How could devotees gather
on a farm in Poland
and in cities of Poland
except that Your Divine Grace wanted it?
Of course, Lord Caitanya wanted it,
but He picked you to deliver
the Hare Krishna movement
which is carried on now by your followers.
Going through the samsara song,
happy to see the friendly forms
of Panca-tattva. We joined
Gaura, Nitai and Gadadhara
with Their arms upraised,
and then palms joined
like Sri Advaita and Srivasa Thakura.
All this is due to your mercy.
Prabhupada, I am happy,
the tulasis are green and bushy,
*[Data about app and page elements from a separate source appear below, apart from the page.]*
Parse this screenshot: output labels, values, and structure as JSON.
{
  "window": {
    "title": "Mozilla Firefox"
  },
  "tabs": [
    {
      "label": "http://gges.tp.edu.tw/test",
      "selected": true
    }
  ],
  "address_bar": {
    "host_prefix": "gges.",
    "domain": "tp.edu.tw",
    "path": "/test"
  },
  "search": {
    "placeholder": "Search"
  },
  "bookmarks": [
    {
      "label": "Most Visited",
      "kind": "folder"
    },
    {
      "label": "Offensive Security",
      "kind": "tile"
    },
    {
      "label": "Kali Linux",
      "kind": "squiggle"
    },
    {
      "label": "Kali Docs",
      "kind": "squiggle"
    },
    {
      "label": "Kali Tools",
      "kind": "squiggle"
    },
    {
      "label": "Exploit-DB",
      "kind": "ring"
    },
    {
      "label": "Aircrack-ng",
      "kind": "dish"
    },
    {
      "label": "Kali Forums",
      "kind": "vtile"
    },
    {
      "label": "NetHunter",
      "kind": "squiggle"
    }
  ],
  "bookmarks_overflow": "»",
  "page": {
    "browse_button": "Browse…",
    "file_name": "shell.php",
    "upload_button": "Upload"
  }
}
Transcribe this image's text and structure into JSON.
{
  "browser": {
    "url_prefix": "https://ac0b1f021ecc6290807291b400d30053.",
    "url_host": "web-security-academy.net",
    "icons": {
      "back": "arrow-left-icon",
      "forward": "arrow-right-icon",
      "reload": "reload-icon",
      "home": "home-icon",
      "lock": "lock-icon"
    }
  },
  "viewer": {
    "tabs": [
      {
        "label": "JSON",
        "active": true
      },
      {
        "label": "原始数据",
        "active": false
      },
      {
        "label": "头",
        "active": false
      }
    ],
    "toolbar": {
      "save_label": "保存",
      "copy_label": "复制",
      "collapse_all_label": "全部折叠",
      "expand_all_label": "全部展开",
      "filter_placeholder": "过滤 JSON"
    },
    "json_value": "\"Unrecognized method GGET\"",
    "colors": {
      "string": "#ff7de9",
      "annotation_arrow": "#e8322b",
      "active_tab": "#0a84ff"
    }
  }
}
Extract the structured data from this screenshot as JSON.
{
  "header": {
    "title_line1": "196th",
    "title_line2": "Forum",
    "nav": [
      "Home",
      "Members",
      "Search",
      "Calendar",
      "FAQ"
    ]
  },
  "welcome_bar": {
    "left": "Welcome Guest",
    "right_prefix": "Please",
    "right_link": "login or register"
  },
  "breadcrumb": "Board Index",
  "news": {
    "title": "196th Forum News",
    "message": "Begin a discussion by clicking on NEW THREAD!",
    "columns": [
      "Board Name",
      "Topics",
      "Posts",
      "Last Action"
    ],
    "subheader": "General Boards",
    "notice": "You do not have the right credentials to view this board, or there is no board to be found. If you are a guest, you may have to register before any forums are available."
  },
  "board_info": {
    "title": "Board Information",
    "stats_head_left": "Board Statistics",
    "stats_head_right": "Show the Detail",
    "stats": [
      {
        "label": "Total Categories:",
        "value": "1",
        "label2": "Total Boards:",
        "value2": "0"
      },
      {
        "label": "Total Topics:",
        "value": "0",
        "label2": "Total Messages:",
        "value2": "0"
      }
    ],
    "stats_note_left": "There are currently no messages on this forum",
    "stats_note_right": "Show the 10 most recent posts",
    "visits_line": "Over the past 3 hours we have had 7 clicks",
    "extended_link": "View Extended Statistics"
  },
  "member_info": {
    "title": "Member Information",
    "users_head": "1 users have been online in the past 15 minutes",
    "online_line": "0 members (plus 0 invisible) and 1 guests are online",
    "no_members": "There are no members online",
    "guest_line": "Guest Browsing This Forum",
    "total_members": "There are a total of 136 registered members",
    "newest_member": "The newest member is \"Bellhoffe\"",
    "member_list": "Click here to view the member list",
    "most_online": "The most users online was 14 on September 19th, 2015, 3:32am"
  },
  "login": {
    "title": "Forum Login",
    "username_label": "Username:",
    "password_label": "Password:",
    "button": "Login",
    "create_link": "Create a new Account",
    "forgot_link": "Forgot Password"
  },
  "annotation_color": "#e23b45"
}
the ladies are chaste, the men are
pure and hard-working, no one cynical,
everyone following the sastra,
the Bhaktivedanta purports are translated
into all languages,
mangala-arati in every home and communes
spotted all over forest and city. The dawn rising,
even birds sound auspicious, and the leftover moon.
This is the prediction of Lord Caitanya.
All glories to Srila Prabhupada.
Prabhupada is preaching, and I am
like a cricket by the hearth,
listening 20 years later.
He’s talking to a professor in L.A.
The door squeaks and more guests come
into his room. “Hare Krishna.”
He’s telling them all, though facing the professor—
even a little God consciousness is so valuable.
His disciples were drug-addicted but gave it
up at once when he asked them.
“Your government is spending millions of dollars to stop
the drug habit, but it is all failure.”
God consciousness . . . he makes it sound universal.
He makes it sound easy,
which it is when you are with him.
God consciousness—he skillfully explains
that Krishna is the God of gods
as told in Bhagavad-gita and by
sages of ancient past
and “most recently”
Prabhupada says, “I’m a Hindu
so I may accept Krishna as superstition, you may think.
But then why these boys and girls
of Europe and America,
why they have accepted Krishna?”
Even the Christian priest was amazed. He said,
“These were our boys but they didn’t care
for God. Now they are mad after God.”
I’m sitting in a corner listening
fighting off demons of sleep,
they bite me like fleas …
I go on listening and
pray to be his sisya always,
and to preach like him,
fresh and innocent
strong as iron bars
and soft as a rose,
full of life—and, secret to us,
his eternal rasa.
“What do you think?” he asks the professor,
and the man’s reply is lame.
No one can stand before him.
That’s how I feel, and it’s a fact.
I pray to worship and serve him always
with heart in the right place.
You explained your success:
“I never compromised
with anything which is not spoken by Krishna.
Did you mark, it or not?”
I marked it, Srila Prabhupada
and now you are marking me.
Please keep me despite my defects,
please don’t give up training me.
He lives in his books and in the
memories of his disciples,
Some devotees dream of him.
The GBC says even an uninitiated bhakta
can dress the Prabhupada murti.
No one is stopping anyone from going to him
in his room in Vrndavana except
at 7 P.M. on the annual observance
of his disappearance.
And then it’s senior devotees only
(unless you can squeeze in somehow).
I was there, holding the arati flame,
standing by his rose-covered bed,
blowing the conch
in the room packed with his devotees.
And so my dear master, you have gone
to your nitya-lila, leaving us here
quarreling (thus proving personalism).
Sometimes the leaders get together
and declare, “Now we are cooperating
as never before,” while others say
the leadership is uninspired.
Prabhupada left in 1977.
It was what Krishna wanted.
I am finding my way
to serve you
Prabhupada’s my father
telling me what I must do.
I don’t want to be surly
to this father. He really loves me and is
very wise. He loves Krishna
and the Lord loves him dearly.
Prabhupada is my mother,
makes capatis and puris better
than peanut butter and jelly sandwiches,
treats me tenderly,
asks for my well-being: “Sats-var-oop?”
I am his affectionate child,
selfish and wrong in many ways.
Seems I can’t be reformed.
Always some lacking.
I do some things well but
the report card says,
“Could do better.”
Prabhupada is my teacher,
to all-attractive Krishna in Goloka.
He has many concerns.
I demand something just for me.
I want him doting and sweet for all of us,
like sitting around in his room at 26 2nd Avenue
or Mayapur in the frankincense smoke
and talking of old days.
Prabhupada has to wrestle with
give advice to intelligent ones—
those willing to sacrifice homeland and
comforts. He imparts marching orders to them
and at those times I lag behind waiting
for the sweets.
He knows these deficiencies in me.
He said, “Satsvarupa is a perfect gentleman,
but he cannot manage.”
He knows me from way back,
and he has something for me to do.
Maybe I could cook for him,
re-learn the standard sukta prep,
or maybe this poem.